Mark Baum
Guest
Mark Baum
11 years 5 months ago

Mutually assured destruction–it embodied “Cold War Politics,” just as it does “Trading Partner Relationships” in an era of consolidation and globalization. Just as “brinkmanship” pushed the US and Soviet Union to the edge at times, so does pricing (and related issues) in the CPG/Retail landscape. Of course, there are no “winners” and the collateral damage is to consumers, as it often was to citizens in the Cold War era. Both Coca-Cola and Costco will pull back from the brink at some point; the question is: do both water down their equity with consumers–even just a little bit, in the interim….

Li McClelland
Guest
Li McClelland
11 years 5 months ago

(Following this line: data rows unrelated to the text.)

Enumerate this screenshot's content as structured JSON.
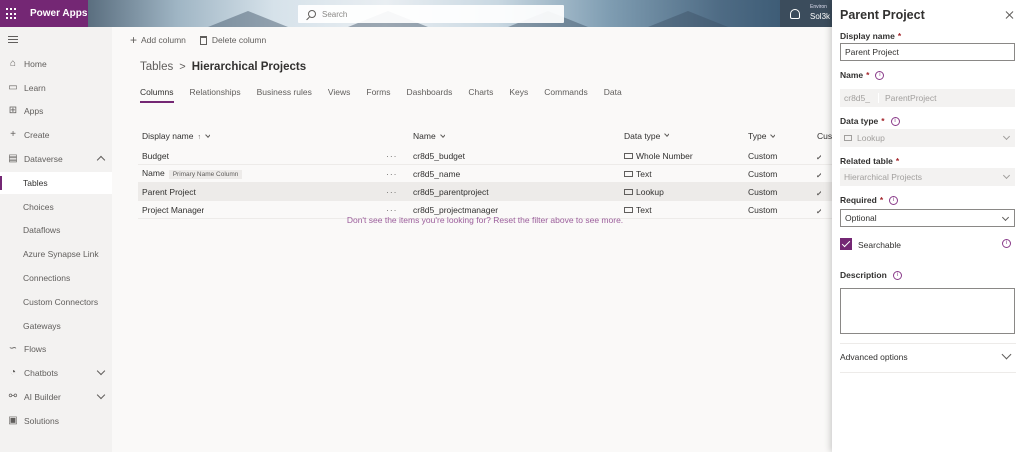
{
  "app": {
    "title": "Power Apps"
  },
  "search": {
    "placeholder": "Search"
  },
  "environment": {
    "label": "Environ",
    "value": "Sol3k"
  },
  "sidebar": {
    "items": [
      {
        "label": "Home",
        "icon": "home-icon"
      },
      {
        "label": "Learn",
        "icon": "book-icon"
      },
      {
        "label": "Apps",
        "icon": "apps-icon"
      },
      {
        "label": "Create",
        "icon": "plus-icon"
      },
      {
        "label": "Dataverse",
        "icon": "database-icon"
      },
      {
        "label": "Tables"
      },
      {
        "label": "Choices"
      },
      {
        "label": "Dataflows"
      },
      {
        "label": "Azure Synapse Link"
      },
      {
        "label": "Connections"
      },
      {
        "label": "Custom Connectors"
      },
      {
        "label": "Gateways"
      },
      {
        "label": "Flows",
        "icon": "flow-icon"
      },
      {
        "label": "Chatbots",
        "icon": "chatbot-icon"
      },
      {
        "label": "AI Builder",
        "icon": "ai-icon"
      },
      {
        "label": "Solutions",
        "icon": "solutions-icon"
      }
    ]
  },
  "commands": {
    "add_column": "Add column",
    "delete_column": "Delete column"
  },
  "breadcrumb": {
    "root": "Tables",
    "separator": ">",
    "current": "Hierarchical Projects"
  },
  "tabs": [
    "Columns",
    "Relationships",
    "Business rules",
    "Views",
    "Forms",
    "Dashboards",
    "Charts",
    "Keys",
    "Commands",
    "Data"
  ],
  "table": {
    "headers": {
      "display_name": "Display name",
      "sort_arrow": "↑",
      "name": "Name",
      "data_type": "Data type",
      "type": "Type",
      "custom": "Cust"
    },
    "rows": [
      {
        "display_name": "Budget",
        "badge": "",
        "more": "···",
        "name": "cr8d5_budget",
        "data_type": "Whole Number",
        "type": "Custom"
      },
      {
        "display_name": "Name",
        "badge": "Primary Name Column",
        "more": "···",
        "name": "cr8d5_name",
        "data_type": "Text",
        "type": "Custom"
      },
      {
        "display_name": "Parent Project",
        "badge": "",
        "more": "···",
        "name": "cr8d5_parentproject",
        "data_type": "Lookup",
        "type": "Custom"
      },
      {
        "display_name": "Project Manager",
        "badge": "",
        "more": "···",
        "name": "cr8d5_projectmanager",
        "data_type": "Text",
        "type": "Custom"
      }
    ],
    "empty_message": "Don't see the items you're looking for? Reset the filter above to see more."
  },
  "panel": {
    "title": "Parent Project",
    "display_name_label": "Display name",
    "display_name_value": "Parent Project",
    "name_label": "Name",
    "name_prefix": "cr8d5_",
    "name_value": "ParentProject",
    "data_type_label": "Data type",
    "data_type_value": "Lookup",
    "related_table_label": "Related table",
    "related_table_value": "Hierarchical Projects",
    "required_label": "Required",
    "required_value": "Optional",
    "searchable_label": "Searchable",
    "description_label": "Description",
    "advanced_label": "Advanced options",
    "required_marker": "*",
    "info_glyph": "i"
  },
  "colors": {
    "brand": "#742774",
    "required": "#a4262c",
    "link": "#9b5d9b"
  }
}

Costco comes off looking thuggish and blackmailish here. And they are clearly putting out a shot across the bow to other vendors, not just Coke. If the price for Coke at Costco needs to be a few cents higher, then let the CUSTOMER be the one to decide if it’s worth the cost and convenience to buy Coke there. Coke is a deep preference for millions of people. Substitutes are highly unlikely and, while this will be resolved, UNTIL this is resolved Costco is sending their customers off to other stores to pick up their cartons of Coke. This is one of the few obvious mis-steps Costco has had in their illustrious rise, but it’s a biggie. Making it so public is even worse. There are probably a lot of Coca-Cola Company shareholders who shop at Costco. Wonder whose side they will be on.

Mark Leventhal
Guest
Mark Leventhal
11 years 5 months ago

Coke has two separate products/businesses at Costco. I do not believe a lot of can & bottle customers will switch Coke with Pepsi. However, the fountain and snack bar business is very separate. People will drink what Costco serves. Last year Costco sold over 84,000,000–yes 84 million–hot dog and coke combos. In addition are all of the 58 cent drinks they sell with the pizza and such. That is the business Coke stands to lose and will not be able to replace elsewhere.

My guess is Coke got caught with lower prices at Walmart/Sams and Costco wants retribution.

Jack Pansegrau
Guest
Jack Pansegrau
11 years 5 months ago

Costco and the consumer are the clear winners–this strengthens the Costco brand and promise to deliver good values to their members. It’s the reason many shop ‘first’ at Costco for appliances, television, and all products they carry. It’s the same message Walmart delivers with EDLP–after a while the customer ‘learns’ and shops at the trusted retailer with fair prices and a fair ‘return policy’….